Epazote is an indigenous Mexican herb. It has a strong smell that is reminiscent of something you might use to thin paint, but it actually adds a rich, wonderful, indescribable flavor to things cooked with it. You can find fresh epazote at Hispanic grocery stores (in the Chicago area, Carniceria Jimenez is a great choice—like a brief visit to another country, one is so surrounded with exciting exotica). It is said that cooking black beans with epazote helps mitigate any gastric disturbances one might normally expect from eating beans. I just know that it really compliments frijoles negros. Enjoy.
Frijoles Negros con Epazote
1 pound dried black beans
1 medium onion, finely chopped
2 cloves garlic, minced
2 large sprigs fresh epazote
2 tsp. salt, or to taste
Sort through the beans and discard any pebbles, twigs, or moldy beans.
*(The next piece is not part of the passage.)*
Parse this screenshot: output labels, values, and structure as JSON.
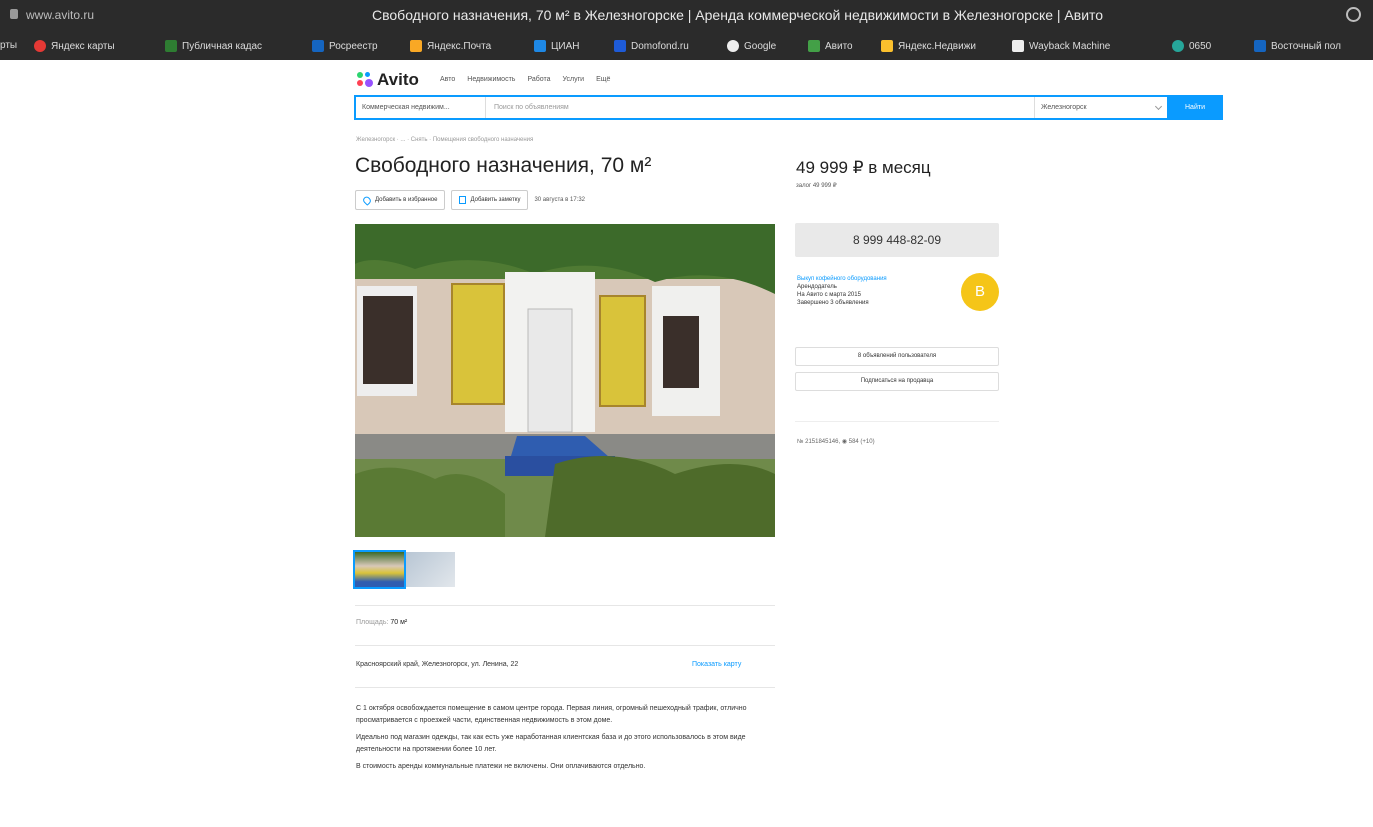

Rinse the beans thoroughly and drain.
Place the beans in a heavy pot. Add water to cover by two inches. Bring to boil over high heat, then remove the pot from the burner and let the beans sit for one hour. (Alternately, you can soak the beans in cold water for 4 to 8 hours.)
Add the onion, garlic, and epazote to the beans. Add enough water to again cover the beans by 1 inch. Return the pot to the burner and again bring to the boil. Stir the beans, then reduce the heat. Do not cover the pot. Let the beans just simmer for 1 hour, without stirring. (But watch the beans. If the water disappears, add more.)
At the end of the hour, stir the beans well. If necessary, add enough water to cover the beans by 1 inch. Simmer another 30 minutes, then check the beans. If they are beginning to get soft, add the salt. Add water as necessary, so that the beans remain slightly covered. When the beans are cooked through, remove the epazote and discard. There should still be enough liquid to just cover the beans. To thicken the liquid, you can either use a masher, as the Indian women do, to mash a small percentage of the beans, or you can remove ½ to 1 cup of the beans and purée them in a blender, then stir them back into the pot.
Serve with warm tortillas. Can also be served over rice (not as traditional, but a nice way to sop up all the juice).
Serves 4 as a main dish, 6 as a side dish.